  • The Seas with Nemo & Friends
  • Soarin’ Around the World
  • Spaceship Earth
  • Test Track
  • Turtle Talk With Crush

Disney’s Hollywood Studios

  • Alien Swirling Saucers
  • Beauty & The Beast Live on Stage
  • Disney Junior Play and Dance!
  • For the First Time In Forever: A Frozen Sing-Along Celebration
  • Indiana Jones Epic Stunt Spectacular
  • Millennium Falcon: Smugglers Run
  • Muppet*Vision 3D
  • Rock’ n’ Roller Coaster
  • Slinky Dog Dash
  • Star Tours – The Adventures Continue
  • Tower of Terror
  • Toy Story Mania!
  • Select character meet and greets:
    • Disney Stars at Red Carpet Dreams
    • Olaf at Celebrity Spotlight

Disney’s Animal Kingdom 

  • Conservation Station
  • Festival of the Lion King
  • Feathered Friends in Flight!
  • Finding Nemo: The Big Blue… and Beyond!
  • It’s Tough to be a Bug!
  • Kali River Rapids
  • Kilimanjaro Safaris
  • Na’vi River Journey
  • Select character meet and greets:
    • Disney Pals at Adventurers Outpost

How Many People are on a DAS Pass? 

For arrivals Mary 20, 2024 and beyond, four people (including the guest who needs the DAS Pass) can be added to each pass. If you’re traveling with a group larger than four people (such as a married couple with three small children), check with Guest Relations about accommodating your group. Anyone in the party included on the DAS Pass can make a DAS Pass return time selection through My Disney Experience. The only requirement is that the registered DAS Pass guest must be present when redeeming a return time to get on the attraction.

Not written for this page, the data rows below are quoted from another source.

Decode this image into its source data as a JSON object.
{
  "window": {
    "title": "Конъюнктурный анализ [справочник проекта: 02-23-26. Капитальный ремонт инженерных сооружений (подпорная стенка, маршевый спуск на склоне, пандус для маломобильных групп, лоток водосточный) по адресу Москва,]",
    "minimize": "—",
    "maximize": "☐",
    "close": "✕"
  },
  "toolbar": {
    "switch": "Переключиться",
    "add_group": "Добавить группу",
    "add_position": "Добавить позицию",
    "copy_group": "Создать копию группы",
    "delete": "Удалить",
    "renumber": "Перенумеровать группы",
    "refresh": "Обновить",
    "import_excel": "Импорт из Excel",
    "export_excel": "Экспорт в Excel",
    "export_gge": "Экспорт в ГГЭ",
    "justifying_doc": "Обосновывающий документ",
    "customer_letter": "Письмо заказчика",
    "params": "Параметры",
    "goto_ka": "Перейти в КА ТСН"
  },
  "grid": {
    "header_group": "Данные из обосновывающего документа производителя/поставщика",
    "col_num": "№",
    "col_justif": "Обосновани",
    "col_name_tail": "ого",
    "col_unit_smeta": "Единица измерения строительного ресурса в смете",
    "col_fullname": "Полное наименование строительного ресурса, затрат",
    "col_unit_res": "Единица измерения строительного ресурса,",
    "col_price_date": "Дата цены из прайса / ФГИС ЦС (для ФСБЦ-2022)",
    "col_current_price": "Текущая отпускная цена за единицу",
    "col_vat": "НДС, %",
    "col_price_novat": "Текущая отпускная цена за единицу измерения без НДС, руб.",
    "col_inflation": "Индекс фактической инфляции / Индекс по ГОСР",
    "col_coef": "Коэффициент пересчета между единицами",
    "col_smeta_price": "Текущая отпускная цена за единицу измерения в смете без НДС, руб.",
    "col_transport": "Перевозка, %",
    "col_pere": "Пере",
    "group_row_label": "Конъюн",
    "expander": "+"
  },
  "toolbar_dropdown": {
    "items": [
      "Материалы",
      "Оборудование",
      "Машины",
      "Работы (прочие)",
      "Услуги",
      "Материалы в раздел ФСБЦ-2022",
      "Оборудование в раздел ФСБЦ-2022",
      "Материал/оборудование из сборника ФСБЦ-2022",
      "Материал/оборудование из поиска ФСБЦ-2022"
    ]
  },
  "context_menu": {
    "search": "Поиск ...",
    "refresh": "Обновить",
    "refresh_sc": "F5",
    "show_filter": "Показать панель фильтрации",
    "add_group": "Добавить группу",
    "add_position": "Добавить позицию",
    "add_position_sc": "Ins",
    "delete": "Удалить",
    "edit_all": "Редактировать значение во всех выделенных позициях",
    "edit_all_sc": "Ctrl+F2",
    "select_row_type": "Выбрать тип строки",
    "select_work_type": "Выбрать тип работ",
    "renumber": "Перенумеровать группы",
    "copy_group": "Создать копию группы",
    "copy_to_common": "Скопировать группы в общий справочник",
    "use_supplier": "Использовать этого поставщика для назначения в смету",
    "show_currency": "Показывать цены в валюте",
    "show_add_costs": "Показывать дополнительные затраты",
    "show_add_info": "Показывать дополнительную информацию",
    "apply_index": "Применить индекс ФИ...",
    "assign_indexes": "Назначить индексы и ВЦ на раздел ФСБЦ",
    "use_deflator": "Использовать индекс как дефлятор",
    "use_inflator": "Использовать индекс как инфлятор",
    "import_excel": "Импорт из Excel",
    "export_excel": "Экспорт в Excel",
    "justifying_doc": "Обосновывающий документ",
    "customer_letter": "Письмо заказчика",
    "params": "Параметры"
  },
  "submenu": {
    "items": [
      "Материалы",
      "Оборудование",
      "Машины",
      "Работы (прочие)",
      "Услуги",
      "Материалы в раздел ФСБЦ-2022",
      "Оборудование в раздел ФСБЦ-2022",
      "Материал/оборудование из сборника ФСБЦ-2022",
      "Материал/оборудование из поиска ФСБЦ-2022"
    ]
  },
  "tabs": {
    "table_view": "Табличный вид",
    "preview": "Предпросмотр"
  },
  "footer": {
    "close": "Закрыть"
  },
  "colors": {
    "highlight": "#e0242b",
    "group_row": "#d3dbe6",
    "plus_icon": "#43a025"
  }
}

Do You Need Proof of the Disability? 

No. You don’t need to show proof of your disability or have a doctor’s note to be eligible for a DAS Pass. To determine what disabilities qualify for DAS at Disney World, you simply need to explain why you or your child’s condition makes waiting in line difficult and how a DAS Pass would help you and your family enjoy the parks.

If a guest makes false statements about their DAS eligibility, they could be permanently banned from the US parks and forfeit any existing tickets, passes, or reservations without a refund.

Final Thoughts on What Disabilities Qualify for DAS at Disney World

Any disability that interferes with you or your child’s ability to wait in a conventional standby queue may be eligible for a DAS Pass. To register for a DAS Pass, you will need to video chat with a Cast Member in advance about why the condition makes waiting in line difficult. You don’t need to show paperwork or proof of your illness or condition. Once you are approved for a DAS Pass, you can select return times for attractions using the My Disney Experience app. The return times for these rides are comparable to current standby wait times. Each DAS Pass can have up to four people enjoy the attraction altogether.

We hope you found this guide to determining what disabilities qualify for DAS at Disney World helpful. For more tips about planning a Disney vacation when traveling with guests with special needs, check out our articles about renting wheelchairs at Disney World, avoiding long lines, bringing pets and service animals to Disney, and which Disney parks require the least amount of walking.

If you’re planning to visit Universal during your trip, be sure to read our guide to the Universal Orlando Attraction Access Pass as well.

If you’re ready to book your Disney vacation, we highly recommend The Vacationeer travel agency. They offer free vacation planning services with expert Disney travel agents.

Several of their Vacationeers specialize in ADA accommodations and traveling with special needs.